Colleges are not running pro-style offenses, leaving college quarterbacks not ready for the pros, they say.
New rules under the collective bargaining agreement limit practice time, making it harder for rookies to adjust to the NFL, they say.
No one told Jimmy Garoppolo, Carson Wentz, Dak Prescott, Trevor Siemian, Jacoby Brissett, or Cody Kessler, I guess. Those are the six quarterbacks this year whose first NFL start came this year. Collectively, that group has started 13 games this season, and have completed 275 of 415 passes (66.3%) for 3,227 yards. Most impressively, they have thrown for 15 TDs (while running for three more) against just 3 INTs, with 21 sacks, and 112 sack yards. That translates to a 7.52 ANY/A.

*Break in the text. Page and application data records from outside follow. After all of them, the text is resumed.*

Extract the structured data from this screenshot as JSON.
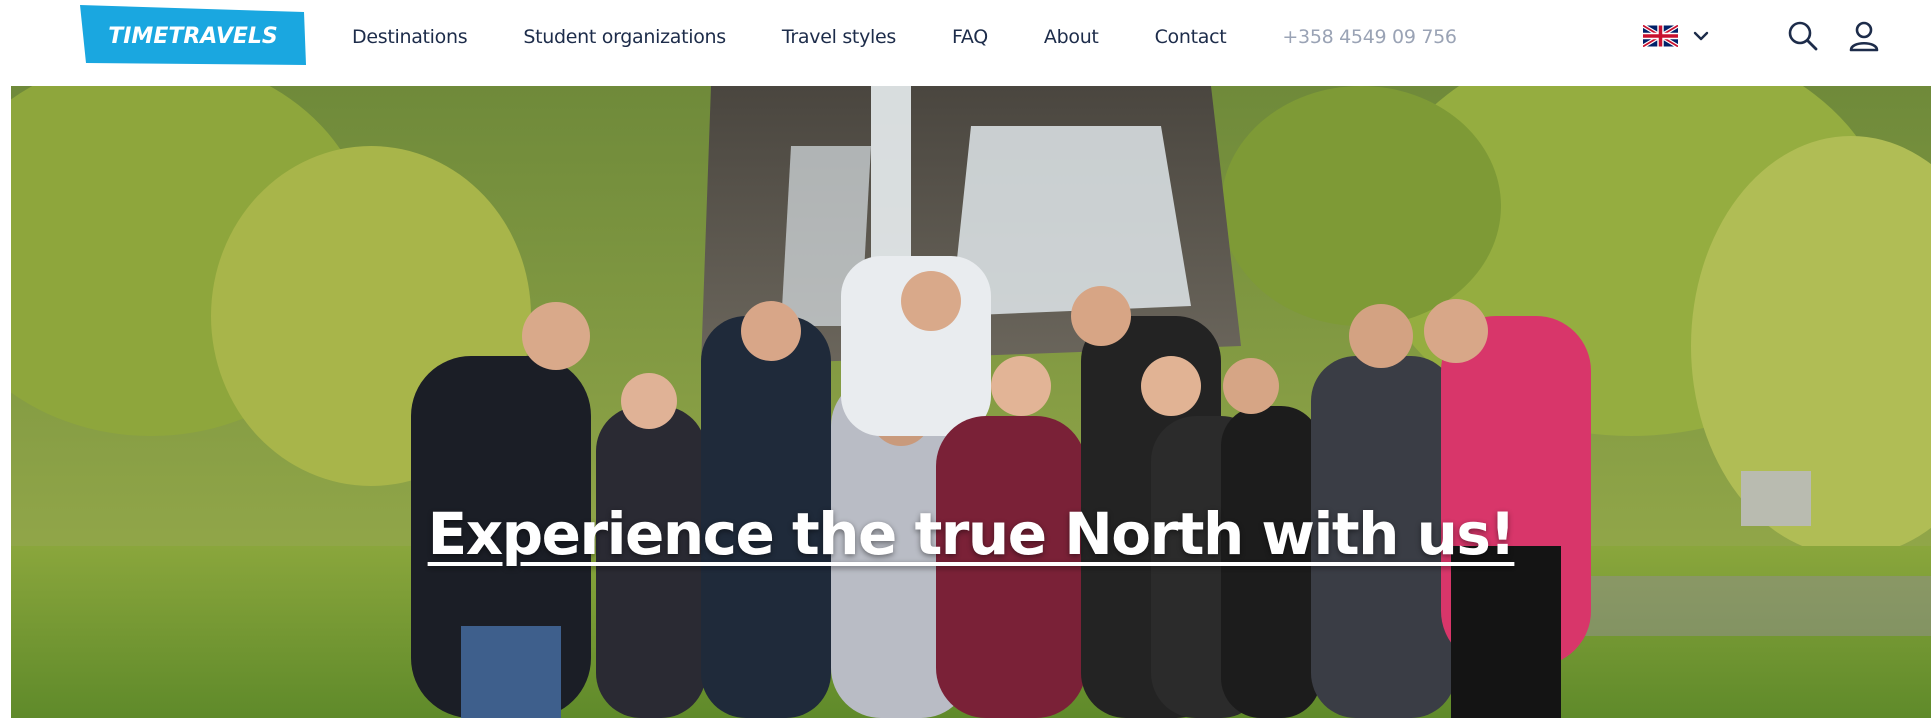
{
  "header": {
    "logo_text": "TIMETRAVELS",
    "nav": [
      {
        "label": "Destinations"
      },
      {
        "label": "Student organizations"
      },
      {
        "label": "Travel styles"
      },
      {
        "label": "FAQ"
      },
      {
        "label": "About"
      },
      {
        "label": "Contact"
      }
    ],
    "phone": "+358 4549 09 756",
    "language_flag": "uk-flag-icon",
    "icons": [
      "chevron-down-icon",
      "search-icon",
      "user-icon"
    ]
  },
  "hero": {
    "headline": "Experience the true North with us!"
  },
  "colors": {
    "brand": "#1aa7e0",
    "nav_text": "#1d2c4a",
    "phone_text": "#9aa3b5"
  }
}
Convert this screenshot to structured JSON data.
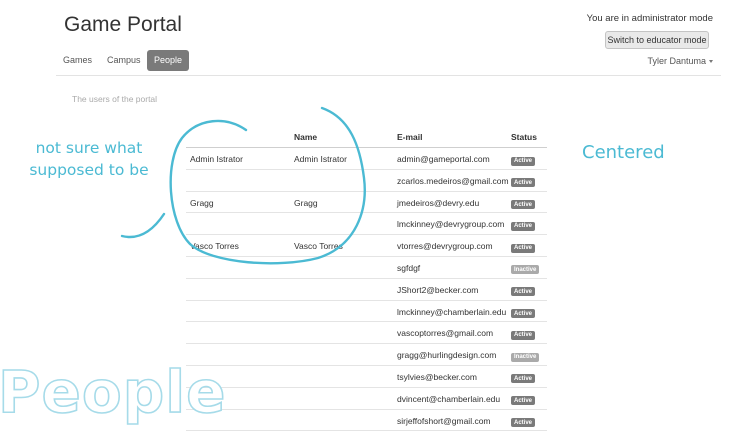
{
  "header": {
    "title": "Game Portal",
    "mode_text": "You are in administrator mode",
    "switch_button": "Switch to educator mode"
  },
  "nav": {
    "tabs": [
      {
        "label": "Games",
        "active": false
      },
      {
        "label": "Campus",
        "active": false
      },
      {
        "label": "People",
        "active": true
      }
    ],
    "user_menu": "Tyler Dantuma"
  },
  "main": {
    "subtitle": "The users of the portal",
    "table": {
      "headers": [
        "",
        "Name",
        "E-mail",
        "Status"
      ],
      "rows": [
        {
          "col1": "Admin Istrator",
          "name": "Admin Istrator",
          "email": "admin@gameportal.com",
          "status": "Active"
        },
        {
          "col1": "",
          "name": "",
          "email": "zcarlos.medeiros@gmail.com",
          "status": "Active"
        },
        {
          "col1": "Gragg",
          "name": "Gragg",
          "email": "jmedeiros@devry.edu",
          "status": "Active"
        },
        {
          "col1": "",
          "name": "",
          "email": "lmckinney@devrygroup.com",
          "status": "Active"
        },
        {
          "col1": "Vasco Torres",
          "name": "Vasco Torres",
          "email": "vtorres@devrygroup.com",
          "status": "Active"
        },
        {
          "col1": "",
          "name": "",
          "email": "sgfdgf",
          "status": "Inactive"
        },
        {
          "col1": "",
          "name": "",
          "email": "JShort2@becker.com",
          "status": "Active"
        },
        {
          "col1": "",
          "name": "",
          "email": "lmckinney@chamberlain.edu",
          "status": "Active"
        },
        {
          "col1": "",
          "name": "",
          "email": "vascoptorres@gmail.com",
          "status": "Active"
        },
        {
          "col1": "",
          "name": "",
          "email": "gragg@hurlingdesign.com",
          "status": "Inactive"
        },
        {
          "col1": "",
          "name": "",
          "email": "tsylvies@becker.com",
          "status": "Active"
        },
        {
          "col1": "",
          "name": "",
          "email": "dvincent@chamberlain.edu",
          "status": "Active"
        },
        {
          "col1": "",
          "name": "",
          "email": "sirjeffofshort@gmail.com",
          "status": "Active"
        }
      ]
    }
  },
  "annotations": {
    "note": "not sure what supposed to be",
    "centered": "Centered",
    "watermark": "People",
    "color": "#4bbad3"
  }
}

Meanwhile, among starting QBs in 2016 who started a game before this year, they are 1913 for 2057 (62.6%), for 22,223 yards, with 122 TDs and 79 INTs, 183 sacks, 1171 sack yards lost. That’s a 6.15 ANY/A average.
The main driver in that great ANY/A is a low interception rate: inexperienced quarterbacks have a 0.7% interception rate, while the experienced quarterbacks are at 2.6%. Incredibly, among all players with zero interceptions this year, five of the nine with the most attempts never started a game before this season!
What do we make of this? Calling it a fluke is an easy explanation, given that interception rate is pretty random. And a lot of these players are throwing very short passes: Prescott (18th) and Garoppolo (19th) rank below-average in average depth of pass, while Wentz (30th) and Siemian (32nd) are both in the bottom three (there are 32 qualifying passers so far this year, and neither Kessler nor Brissett meet that threshold). That helps to keep interception rates down, but still: is the story of September how well these inexperienced quarterbacks have played?
And, most importantly, why?